======== INFORMATION GIVEN
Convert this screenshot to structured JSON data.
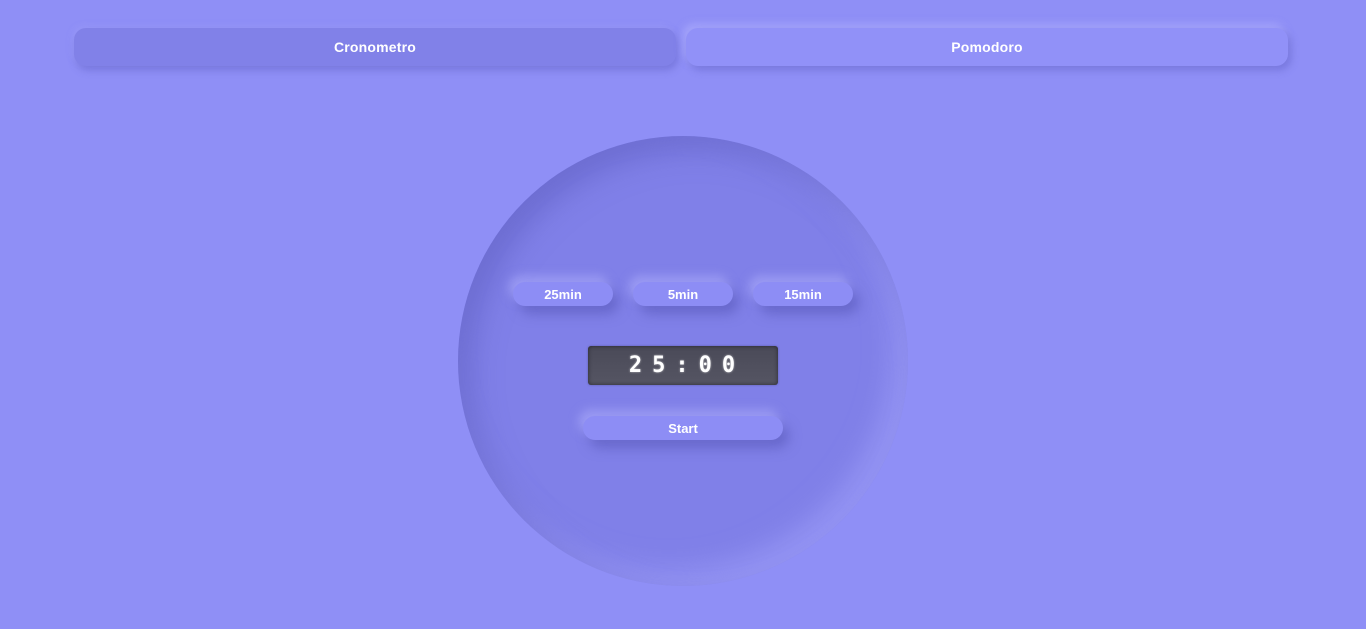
{
  "nav": {
    "tabs": [
      {
        "label": "Cronometro",
        "active": true
      },
      {
        "label": "Pomodoro",
        "active": false
      }
    ]
  },
  "pomodoro": {
    "presets": [
      "25min",
      "5min",
      "15min"
    ],
    "timer_display": "25:00",
    "start_label": "Start"
  },
  "colors": {
    "background": "#8f8ff6",
    "active_tab": "#8181e8",
    "inactive_tab": "#9191f8",
    "dial": "#8080e8",
    "timer_display": "#4a4a58",
    "text": "#ffffff"
  }
}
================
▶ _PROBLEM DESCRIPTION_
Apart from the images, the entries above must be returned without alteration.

▶ _EXERCISE SOLUTION_
Convert this screenshot to structured JSON data.
{
  "nav": {
    "tabs": [
      {
        "label": "Cronometro",
        "active": true
      },
      {
        "label": "Pomodoro",
        "active": false
      }
    ]
  },
  "pomodoro": {
    "presets": [
      "25min",
      "5min",
      "15min"
    ],
    "timer_display": "25:00",
    "start_label": "Start"
  },
  "colors": {
    "background": "#8f8ff6",
    "active_tab": "#8181e8",
    "inactive_tab": "#9191f8",
    "dial": "#8080e8",
    "timer_display": "#4a4a58",
    "text": "#ffffff"
  }
}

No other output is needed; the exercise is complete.